Lord North is often held to be Britain’s worst ever prime minister because he was the one that lost America.
But I really think this claim does the current incumbent a terrible disservice. Lord North, after all, has been vindicated by history: Britain and America have thrived since their divorce. No one, though, is ever going to be able to view Theresa May kindly with hindsight, no matter how many aeons pass.
Theresa May is without question the worst prime minister in British history.
Ever since President Trump tweeted about the real cause of the California wild fires, celebrities, union leaders, activists and leftist politicians have been lining up to tell us how evil and wrongTrump is.
But the more evidence emerges, the more it appears that Trump was dead right to blame “poor” forest management for the California fires.
And who was responsible for that poor management? Why only the guy who has been busily trying to point the finger of blame at Trump: California Governor Jerry Brown.
California’s fire problem is summed up here by CFACT’s Bonner Cohen:
Plus: congratulations to Peter Jackson for one of the most superb pieces of trolling I’ve ever witnessed on TV in They Shall Not Grow Old.
Narcos is back on Netflix, set in Mexico this time, with a cool, world-weary, manly voiceover swearily lecturing us at the beginning that if we smoked sensemilla in the 1970s, then we were partly responsible for the bloody, endless drug wars that went on to kill more than half a million people.

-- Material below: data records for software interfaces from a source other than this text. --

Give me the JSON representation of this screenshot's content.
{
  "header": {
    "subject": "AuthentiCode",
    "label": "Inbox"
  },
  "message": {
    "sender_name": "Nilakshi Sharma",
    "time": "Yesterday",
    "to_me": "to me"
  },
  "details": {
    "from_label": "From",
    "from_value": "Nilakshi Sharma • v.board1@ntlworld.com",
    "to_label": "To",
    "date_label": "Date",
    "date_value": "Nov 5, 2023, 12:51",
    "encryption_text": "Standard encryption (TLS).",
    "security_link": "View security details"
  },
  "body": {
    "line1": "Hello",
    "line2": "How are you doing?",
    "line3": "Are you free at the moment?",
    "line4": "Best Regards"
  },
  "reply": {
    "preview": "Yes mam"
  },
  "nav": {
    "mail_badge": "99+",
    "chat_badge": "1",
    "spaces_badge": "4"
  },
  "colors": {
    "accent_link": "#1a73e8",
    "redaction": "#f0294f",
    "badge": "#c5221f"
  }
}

Oh really? Sensemilla (derived from the Spanish for ‘without seeds’) is the kind of product of human ingenuity and free markets we should be celebrating, not decrying. It’s more compact than bog-standard weed, making it easier for entrepreneurs to ship, thereby increasing their profit margins. It affords a sweeter-tasting hit and a more euphoric high, thereby giving greater pleasure to the consumer.
Of course I empathise with the victims of the drug wars, such as the 43 students kidnapped and massacred in Iguala, Mexico, in 2014.
It’s the tenth anniversary of the most stupid, pointless and wasteful piece of legislation ever passed in British parliamentary history: the 2008 Climate Change Act.
If you want to loathe and despise the political class even more than you do already, I heartily recommend a read of the damning report that Rupert Darwall has compiled for the Global Warming Policy Foundation. Keep a bottle of whisky and your service revolver handy for when you’re done.
The head of the United Nations Environment Programme (UNEP) has been forced to resign after building up an “obscene” carbon footprint. Former Norwegian diplomat turned green UN boss Erik Solheim racked up so many air miles at such enormous expense that disgusted donor nations had started to withhold funds.
The Guardian understands Solheim was asked to resign by the UN secretary general, António Guterres. Sources at the UN Environment Programme (Unep) said that countries unhappy with Solheim’s conduct were holding back tens of millions of dollars, threatening a financial crisis at the body.
Every day looks more and more like an Establishment conspiracy to destroy Brexit. Now Kenneth Clarke has confirmed it: he has announced that he is going to vote in support of Theresa May’s Brexit In Name Only deal.
Tiresomely faux-genial jazz bore Kenneth Clarke — one of the last relics of the Thatcher era who still hangs about like a stale fart in a lift — is about as fanatically Europhile as it’s possible to be without actually getting your skin dyed blue and tattooed with gold stars and the legend “I heart Michel Barnier” across your chest.
Clarke is so pro-EU that in 2001 he described his party’s campaign to save the pound as a “disaster.” (Imagine the trouble we would be in now if Clarke had had his way and Britain had adopted the Euro!)
He is so pro-EU that during his last election campaign, he wrote to his constituents assuring them that the Referendum result was “not binding”.